  • How misconduct is handled is also key; is follow-up both faculty and student driven? Or is it entirely punitive? Are there pathways to recidivism? A “zero tolerance” policy may do more harm than good. Paul Sopcak addressed responses to academic misconduct by highlighting restorative practices that aim to reduce harm, increase responsibility, and model academic integrity at McEwan University (ICAI, 2021).
  • Income inequality fosters distrust, which then fosters academic misconduct, according to 2012 research by Lukas Neville. In his research paper, Neville found that academic dishonesty was more likely to occur in states with higher income inequality and lower levels of generalized trust, concluding that “The relationship between income inequality and academic dishonesty was fully mediated by generalized trust” (Psychol Sci, 2012). In a related interview, he states, “If one of the root causes of cheating is distrust, this could explain why measures like honor codes work…when students trust that other people aren’t cheating, they are less likely to cheat themselves: (Association for Psychological Science, 2012).

The aforementioned points are not the only ways in which inequity can stymie academic integrity or further misconduct. But they are ways to initiate a conversation about fortifying academic integrity and supporting diversity, equity, inclusion, and belonging.

When we uphold academic integrity, the following occurs:
  • Learning takes place, thereby bridging socioeconomic divides and producing better outcomes for students.
  • Supported students develop a lifelong and healthy relationship to learning.
  • When no one cheats, everyone is on equal footing.
  • Original thinking, the outcome of academic integrity, contributes to innovation. If education leaders share the backgrounds of students and families they serve, the solutions they create are more likely to be relevant to student needs. Along the same lines, a McKinsey report found that diverse organizations outperform homogenous ones (DEI Expert Hub).

Building an awareness of inequities, and empowering ourselves as educators to promote academic integrity and making it more inclusive, is a first step towards making education a “great equalizer.” In their research, Eaton adds, “it is essential to include those from equity-deserving groups in senior leadership roles in our academic integrity networks and organizations, in our research and publications, and in our institutional units and offices with primary responsibility for upholding ethics and integrity.” From there, policy review and systemic changes can begin so that academic integrity continues to support DEIB efforts and goals.
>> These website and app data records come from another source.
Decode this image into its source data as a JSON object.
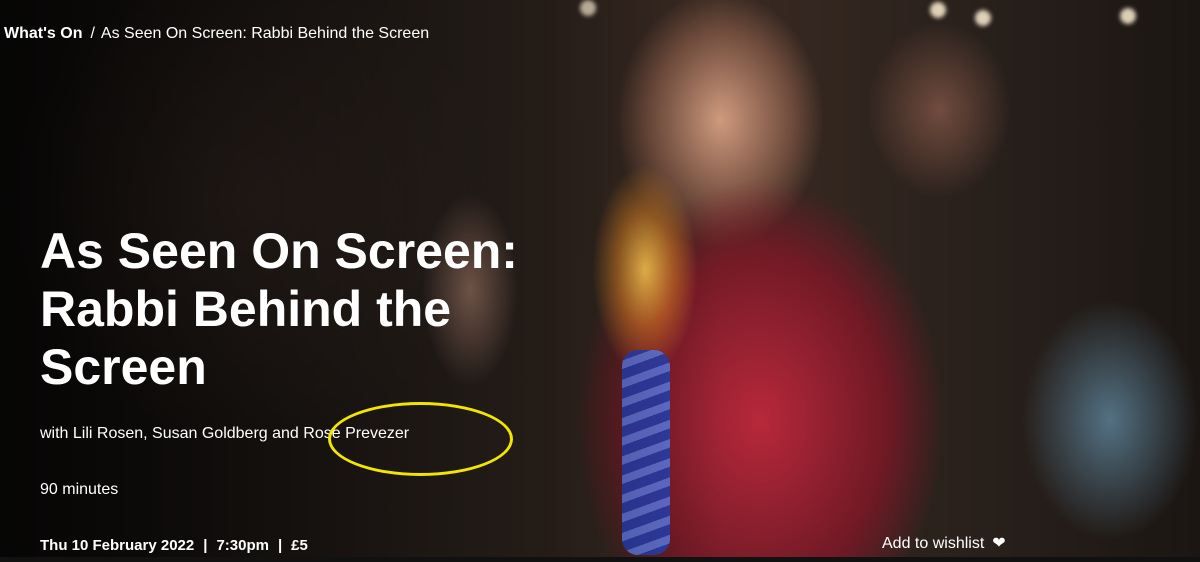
{
  "breadcrumb": {
    "parent": "What's On",
    "separator": "/",
    "current": "As Seen On Screen: Rabbi Behind the Screen"
  },
  "event": {
    "title_lines": [
      "As Seen On Screen:",
      "Rabbi Behind the",
      "Screen"
    ],
    "subtitle": "with Lili Rosen, Susan Goldberg and Rose Prevezer",
    "duration": "90 minutes",
    "date": "Thu 10 February 2022",
    "time": "7:30pm",
    "price": "£5",
    "meta_separator": "|"
  },
  "actions": {
    "wishlist_label": "Add to wishlist",
    "wishlist_icon": "heart-icon"
  },
  "colors": {
    "text": "#ffffff",
    "annotation": "#f2e600"
  }
}
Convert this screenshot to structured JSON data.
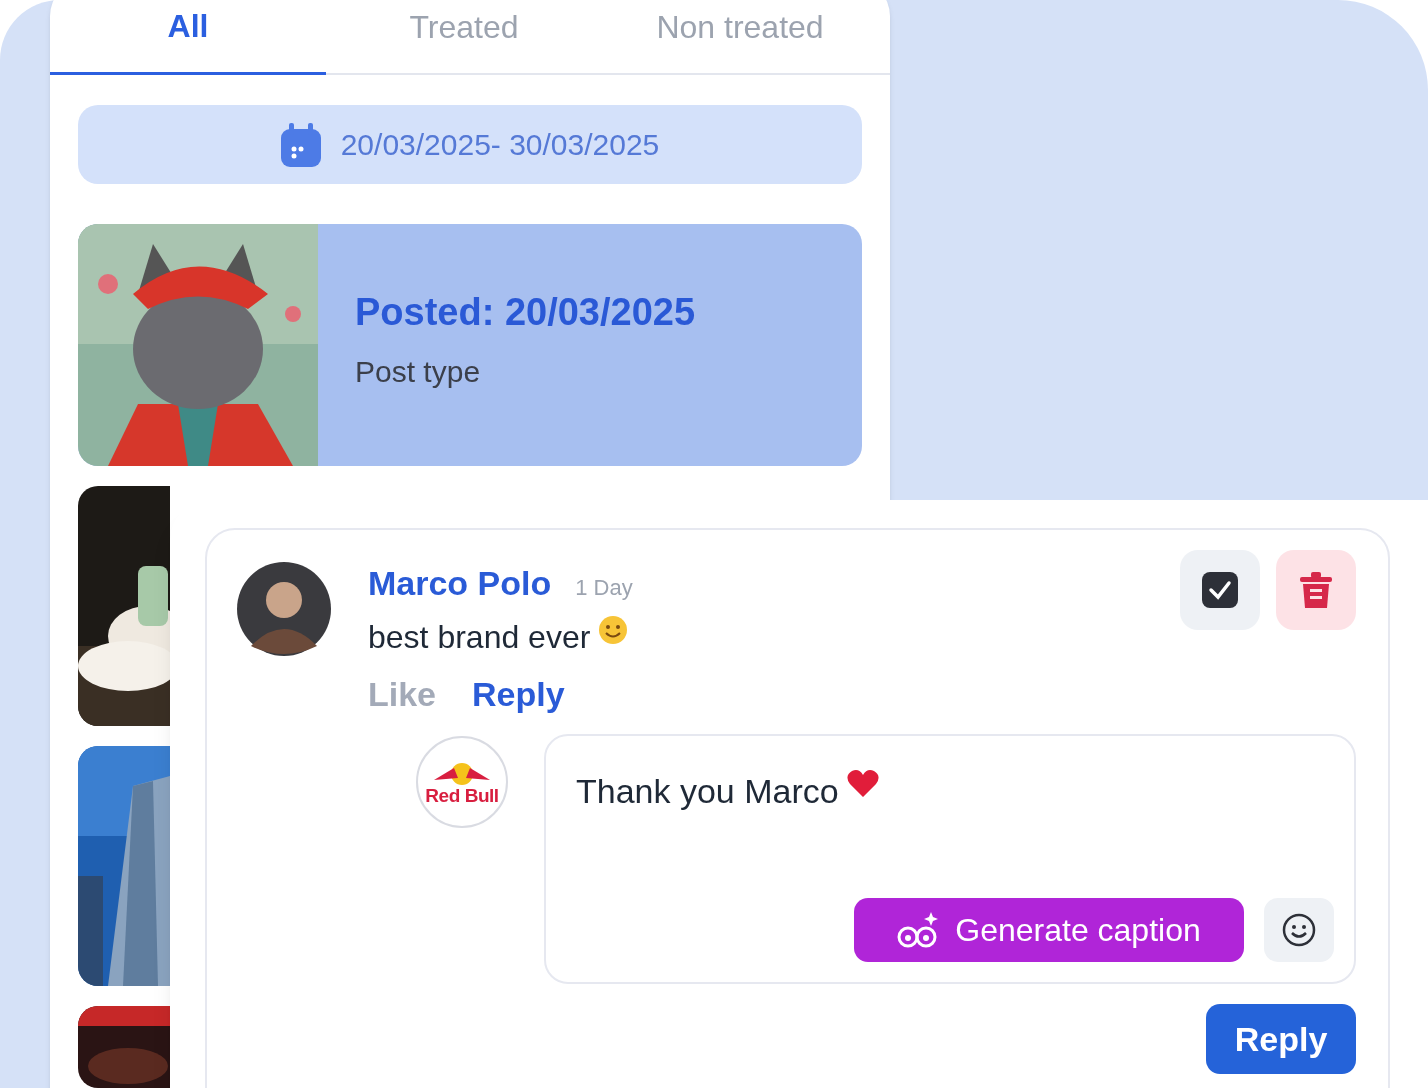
{
  "feed": {
    "tabs": [
      {
        "label": "All",
        "selected": true
      },
      {
        "label": "Treated",
        "selected": false
      },
      {
        "label": "Non treated",
        "selected": false
      }
    ],
    "date_range": "20/03/2025- 30/03/2025",
    "posts": [
      {
        "kind": "post",
        "posted": "Posted: 20/03/2025",
        "post_type": "Post type",
        "selected": true
      }
    ],
    "more_posts": [
      {
        "kind": "food"
      },
      {
        "kind": "building"
      },
      {
        "kind": "dark"
      }
    ]
  },
  "comment_panel": {
    "toolbar": [
      {
        "kind": "check"
      },
      {
        "kind": "delete"
      }
    ],
    "comment": {
      "author": "Marco Polo",
      "time": "1 Day",
      "text": "best brand ever",
      "actions": [
        {
          "label": "Like",
          "selected": false
        },
        {
          "label": "Reply",
          "selected": true
        }
      ]
    },
    "reply": {
      "logo": "Red Bull",
      "value": "Thank you Marco",
      "generate_button": "Generate caption",
      "submit_button": "Reply"
    }
  }
}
In closing, Eaton’s words say it best: “There can be no integrity without equity” (2022).